-- Dataset extract follows --

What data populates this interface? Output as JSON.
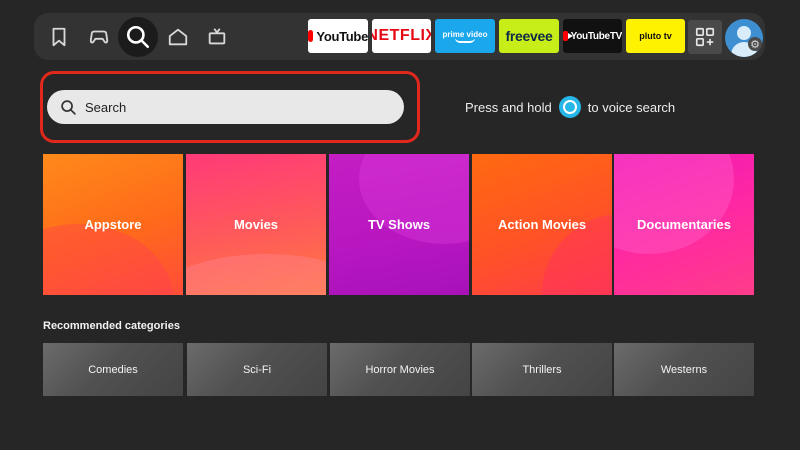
{
  "nav": {
    "icons": [
      "bookmark-icon",
      "gamepad-icon",
      "search-icon",
      "home-icon",
      "tv-icon"
    ],
    "active": "search-icon"
  },
  "apps": [
    {
      "name": "YouTube",
      "bg": "#ffffff"
    },
    {
      "name": "NETFLIX",
      "bg": "#ffffff"
    },
    {
      "name": "prime video",
      "bg": "#1aa7ec"
    },
    {
      "name": "freevee",
      "bg": "#c8ee1a"
    },
    {
      "name": "YouTubeTV",
      "bg": "#111111"
    },
    {
      "name": "pluto tv",
      "bg": "#fff200"
    }
  ],
  "search": {
    "placeholder": "Search",
    "voice_hint_before": "Press and hold",
    "voice_hint_after": "to voice search"
  },
  "categories": [
    {
      "label": "Appstore"
    },
    {
      "label": "Movies"
    },
    {
      "label": "TV Shows"
    },
    {
      "label": "Action Movies"
    },
    {
      "label": "Documentaries"
    }
  ],
  "recommended": {
    "title": "Recommended categories",
    "items": [
      "Comedies",
      "Sci-Fi",
      "Horror Movies",
      "Thrillers",
      "Westerns"
    ]
  },
  "colors": {
    "focus": "#e0281c",
    "alexa": "#26b6e8"
  }
}
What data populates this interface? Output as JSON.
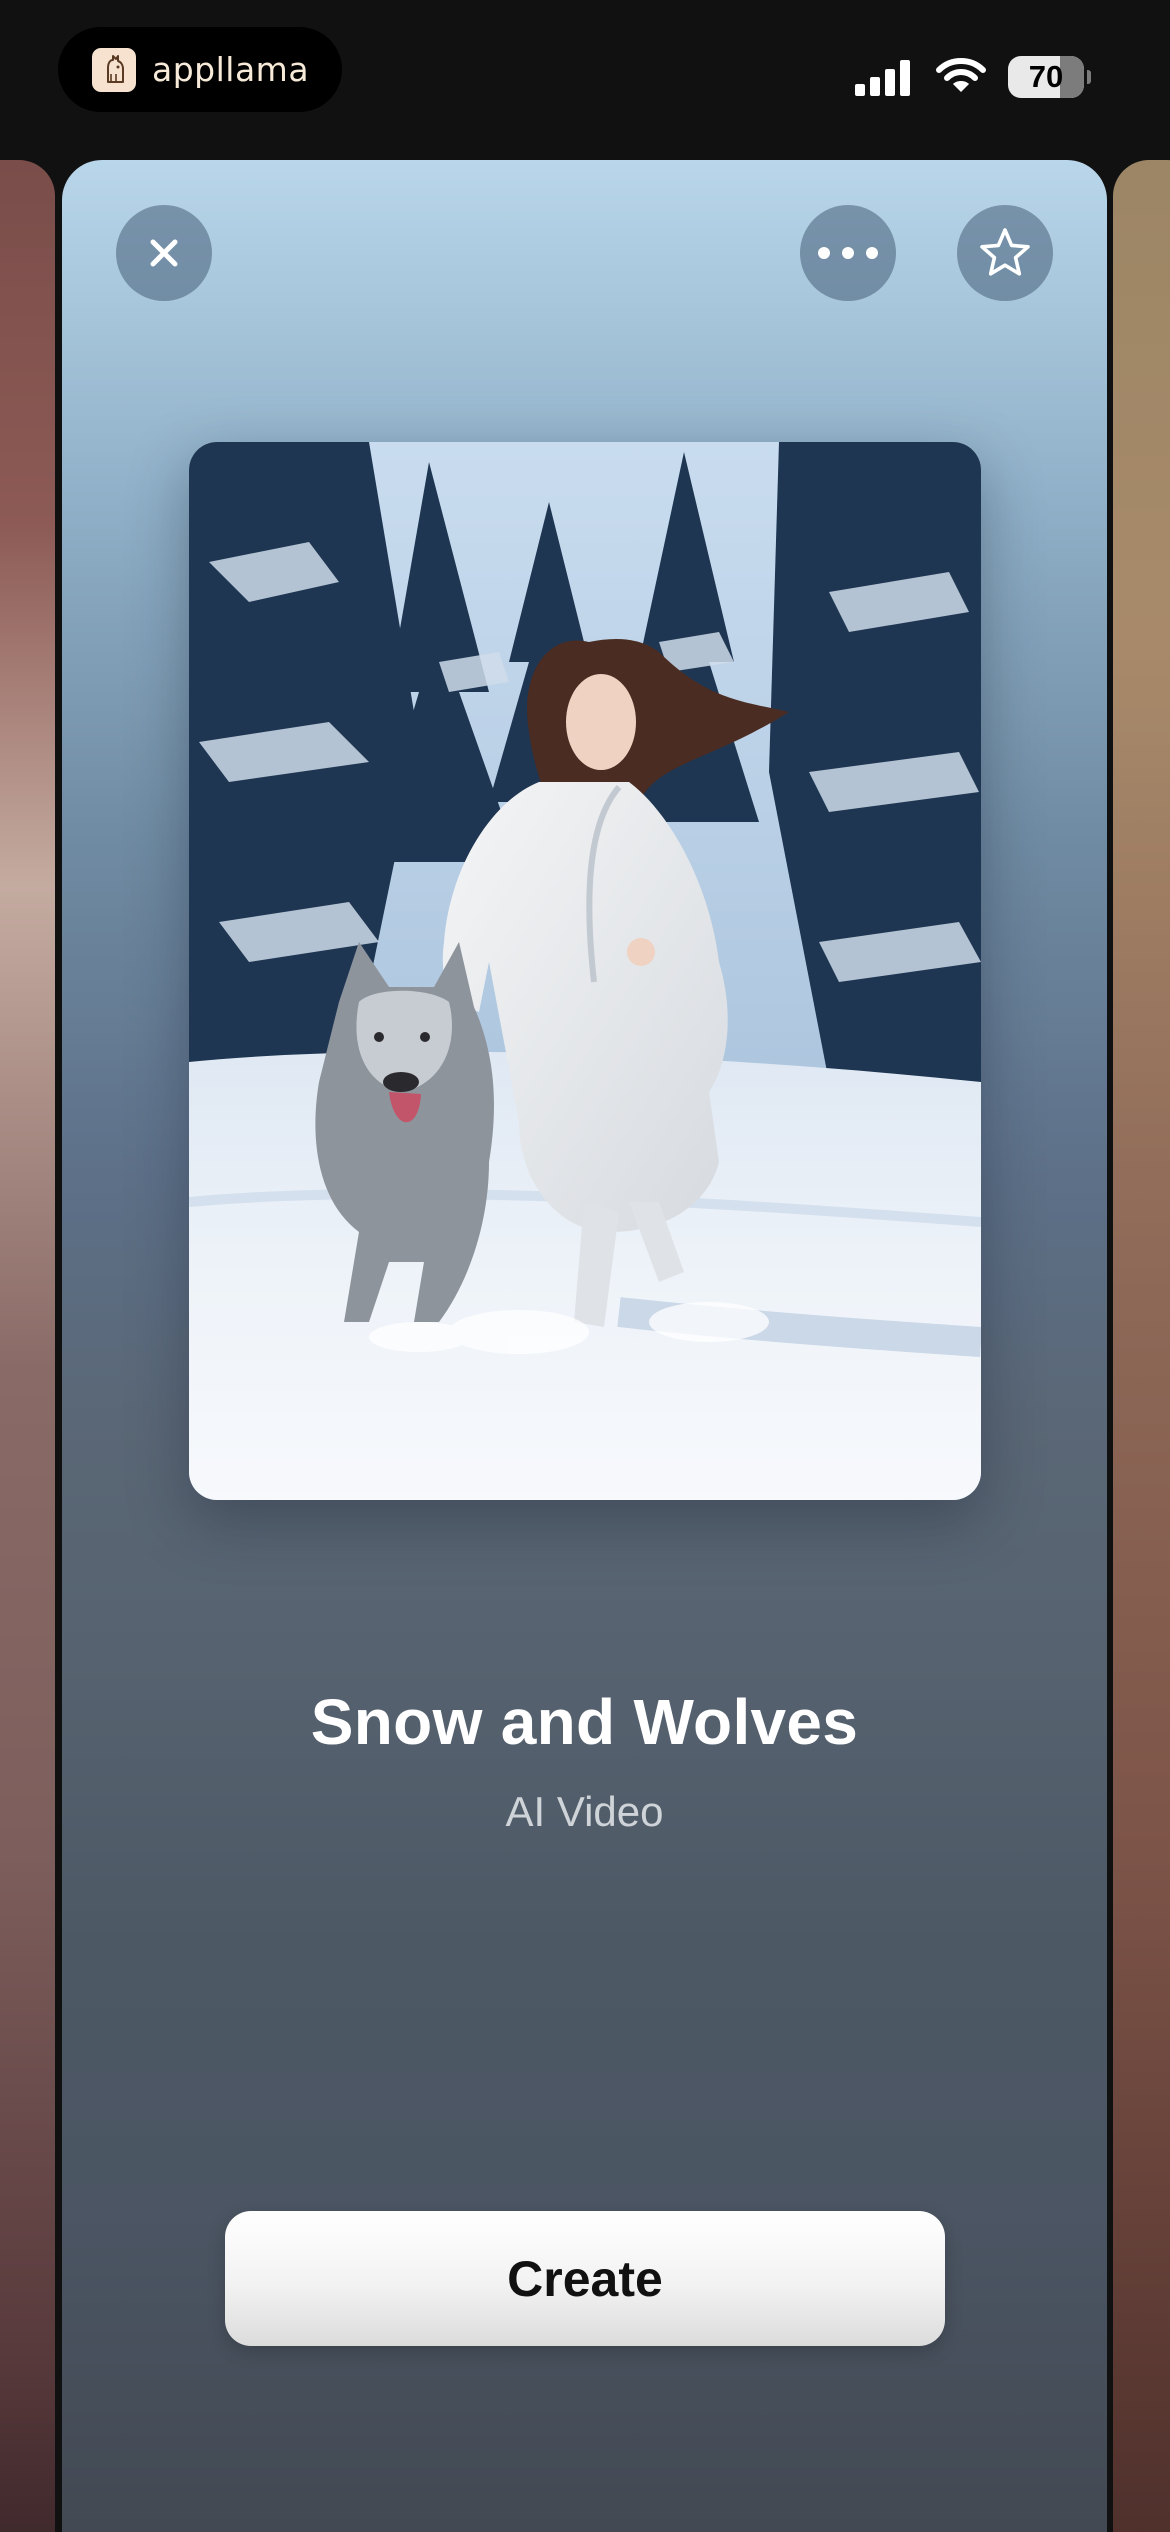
{
  "status_bar": {
    "brand_name": "appllama",
    "brand_icon": "llama-logo-icon",
    "battery_level": "70",
    "signal_icon": "cellular-signal-icon",
    "wifi_icon": "wifi-icon"
  },
  "card": {
    "title": "Snow and Wolves",
    "subtitle": "AI Video",
    "create_label": "Create",
    "close_icon": "close-icon",
    "more_icon": "more-horizontal-icon",
    "favorite_icon": "star-icon"
  },
  "colors": {
    "card_top": "#b9d6ea",
    "card_bottom": "#414750",
    "button_bg": "#ffffff",
    "button_text": "#111111"
  }
}
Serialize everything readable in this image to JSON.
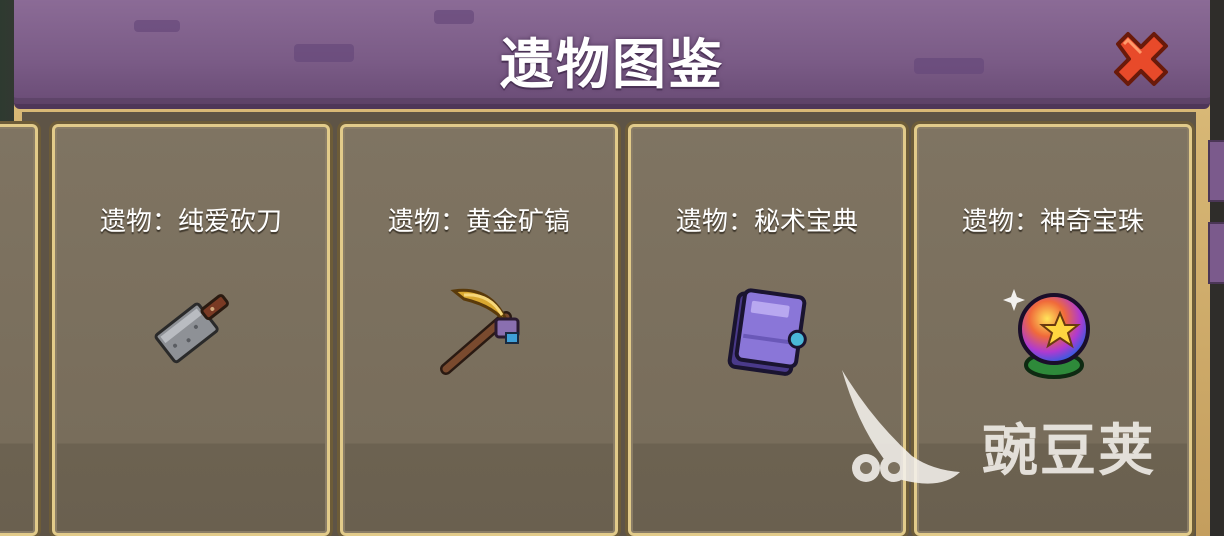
{
  "header": {
    "title": "遗物图鉴",
    "close_icon": "close-x-icon",
    "colors": {
      "header_purple": "#7a5b86",
      "close_red": "#e84a2a",
      "card_border_gold": "#e2cb8a"
    }
  },
  "relics": [
    {
      "name": "遗物：纯爱砍刀",
      "icon": "cleaver-icon"
    },
    {
      "name": "遗物：黄金矿镐",
      "icon": "pickaxe-icon"
    },
    {
      "name": "遗物：秘术宝典",
      "icon": "spellbook-icon"
    },
    {
      "name": "遗物：神奇宝珠",
      "icon": "magic-orb-icon"
    }
  ],
  "watermark": {
    "text": "豌豆荚",
    "icon": "wandoujia-logo-icon"
  }
}
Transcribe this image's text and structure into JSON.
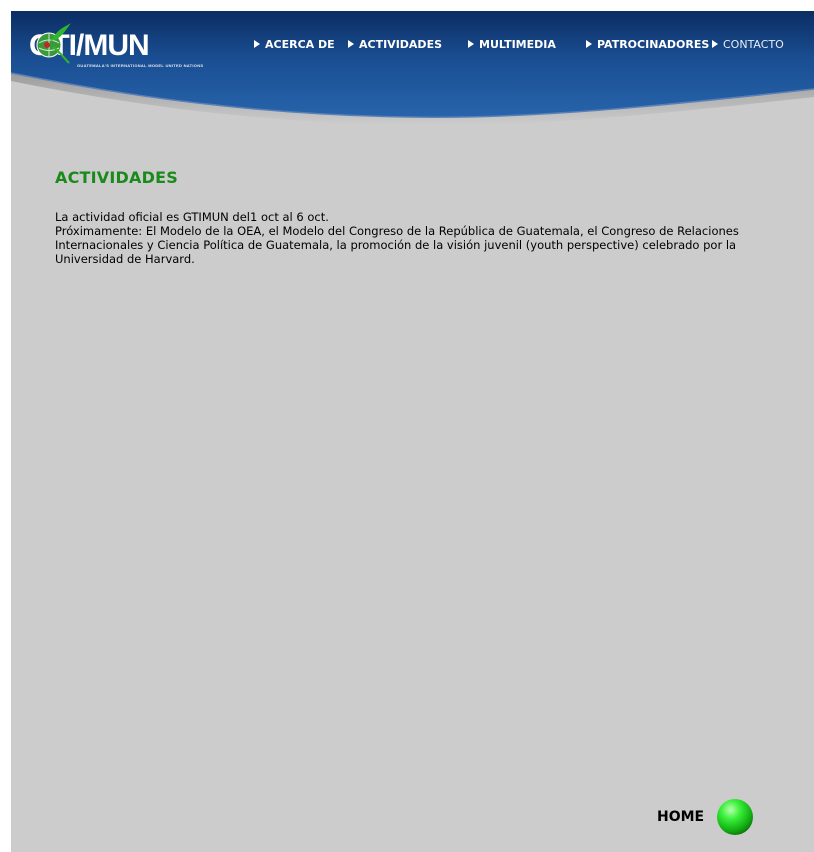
{
  "header": {
    "logo_text": "GTI/MUN",
    "logo_tagline": "GUATEMALA'S INTERNATIONAL MODEL UNITED NATIONS"
  },
  "nav": {
    "items": [
      {
        "label": "ACERCA DE"
      },
      {
        "label": "ACTIVIDADES"
      },
      {
        "label": "MULTIMEDIA"
      },
      {
        "label": "PATROCINADORES"
      },
      {
        "label": "CONTACTO"
      }
    ]
  },
  "main": {
    "title": "ACTIVIDADES",
    "paragraphs": [
      "La actividad oficial es GTIMUN del1 oct al 6 oct.",
      "Próximamente: El Modelo de la OEA, el Modelo del Congreso de la República de Guatemala, el Congreso de Relaciones Internacionales y Ciencia Política de Guatemala, la promoción de la visión juvenil (youth perspective) celebrado por la Universidad de Harvard."
    ]
  },
  "footer": {
    "home_label": "HOME"
  },
  "colors": {
    "header_blue": "#1b4f8f",
    "header_dark": "#0a2a5a",
    "title_green": "#1a8a1a",
    "page_gray": "#cccccc",
    "home_green": "#22dd22"
  },
  "icons": {
    "logo_globe": "globe-bird-icon",
    "nav_arrow": "triangle-right-icon",
    "home_ball": "green-sphere-icon"
  }
}
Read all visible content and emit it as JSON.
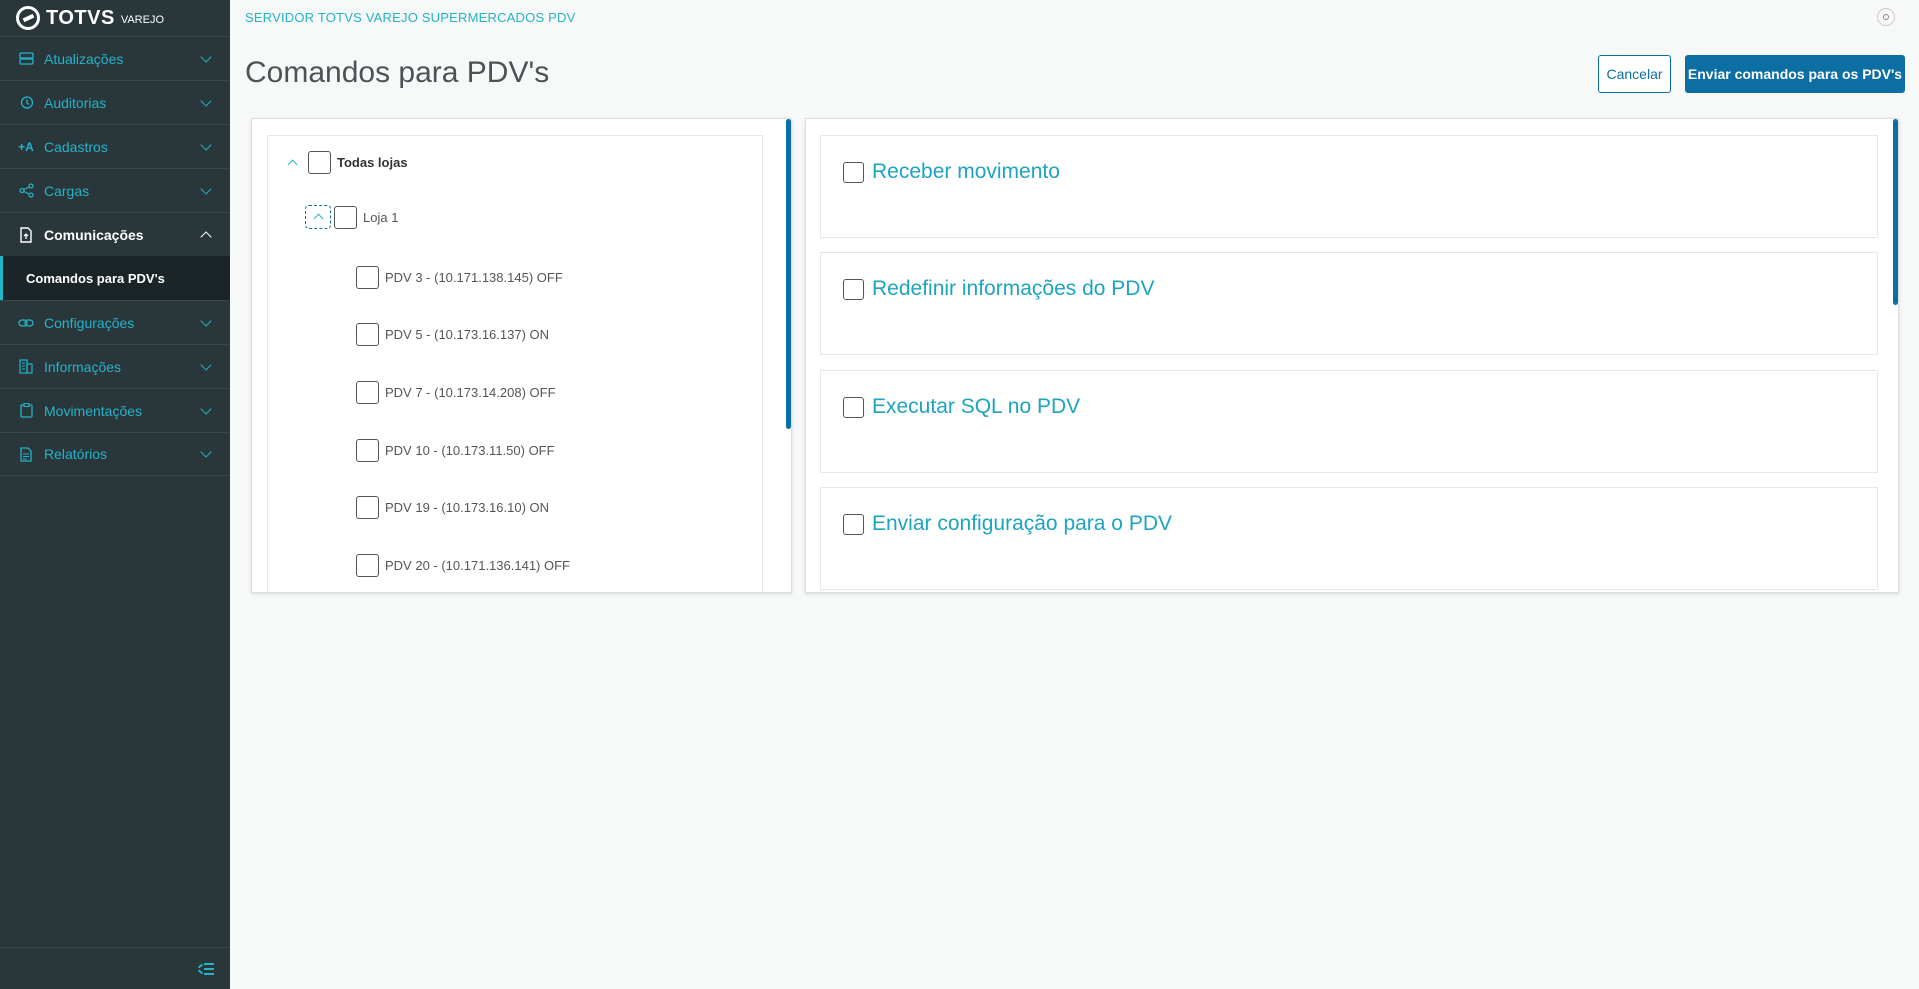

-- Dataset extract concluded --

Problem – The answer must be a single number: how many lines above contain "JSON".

Exercise solution – 5